Now, the fun part: how does it hoon? The Natchez Trace offers few distractions from its seclusion, save for some ancient Native American mound sites, and the spot where Meriwether Lewis was found dead. So, finding a spot to hoon wasn’t so straight-forward. From the Trace, you can see plenty of dirt roads and trails, but access to them is limited. When we finally did find access to a clay road, we obliged.
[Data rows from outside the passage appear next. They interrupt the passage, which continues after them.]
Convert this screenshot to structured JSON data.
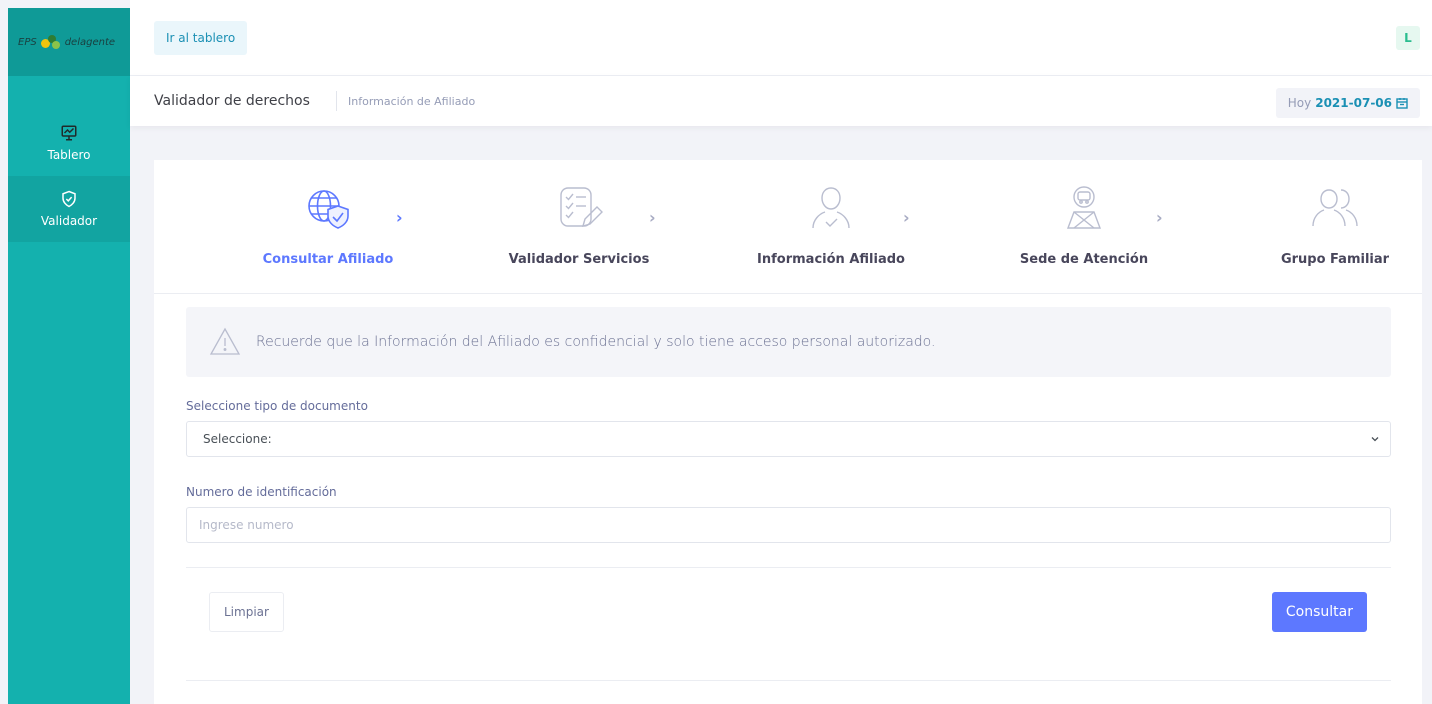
{
  "brand": {
    "text_left": "EPS",
    "text_right": "delagente"
  },
  "sidebar": {
    "items": [
      {
        "label": "Tablero",
        "icon": "monitor-chart-icon",
        "active": false
      },
      {
        "label": "Validador",
        "icon": "shield-check-icon",
        "active": true
      }
    ]
  },
  "topbar": {
    "dashboard_button": "Ir al tablero",
    "avatar_letter": "L"
  },
  "subheader": {
    "title": "Validador de derechos",
    "breadcrumb": "Información de Afiliado",
    "date_label": "Hoy",
    "date_value": "2021-07-06"
  },
  "wizard": {
    "steps": [
      {
        "label": "Consultar Afiliado",
        "icon": "globe-shield-icon",
        "active": true
      },
      {
        "label": "Validador Servicios",
        "icon": "checklist-pencil-icon",
        "active": false
      },
      {
        "label": "Información Afiliado",
        "icon": "user-check-icon",
        "active": false
      },
      {
        "label": "Sede de Atención",
        "icon": "person-bus-icon",
        "active": false
      },
      {
        "label": "Grupo Familiar",
        "icon": "users-icon",
        "active": false
      }
    ]
  },
  "alert": {
    "text": "Recuerde que la Información del Afiliado es confidencial y solo tiene acceso personal autorizado."
  },
  "form": {
    "doc_type_label": "Seleccione tipo de documento",
    "doc_type_value": "Seleccione:",
    "id_label": "Numero de identificación",
    "id_placeholder": "Ingrese numero",
    "id_value": ""
  },
  "actions": {
    "clear_label": "Limpiar",
    "submit_label": "Consultar"
  },
  "colors": {
    "sidebar": "#14b1ae",
    "accent": "#5d78ff",
    "link": "#1b90b4"
  }
}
I found a spot to snap some photos of Andrew getting sideways, but the combination of his protectiveness of his new Saab and my lack of aptitude with panning resulted in mediocre shots. We traded implements and got some better results. Andrew’s genetic affinity for photography proved to be more valuable than my photography course experience at engineering school. Likewise, my experience driving all-wheel-drive vehicles in the snow each winter beat out Andrew’s winters of southern comfort. I broke the rears loose from the clay, dialed in some countersteer, and slid the Saab for some photos. The clay was entertaining in its own right, but the in the snow, the Saab should be a riot, SUV or not.
We made it to Nashville right after sunset. The dusk lighting made the minor slog through traffic much more tolerable. Cruise control set, the 9-7X rocketed though Kentucky up to southern Indiana without protest.
Now the Saab is back in Illinois, where Andrew keeps his e34 BMW 535i and his Saab 9000 Aero. The 9-7X lies right in the middle of his straight 6-ylinder / Saab Venn diagram. As a sailboat enthusiast, Andrew will surely see to it that the Saab is put to work towing water vessels from his home to the water. And, hopefully it will see utilization as a creative project enabler – 24V Alfa V6 Saab 9000 Aero swap, anyone?
Thanks to the Marrack family for the hospitality. Most photos are from Andrew. Don’t like a photo? It was probably taken by Graham.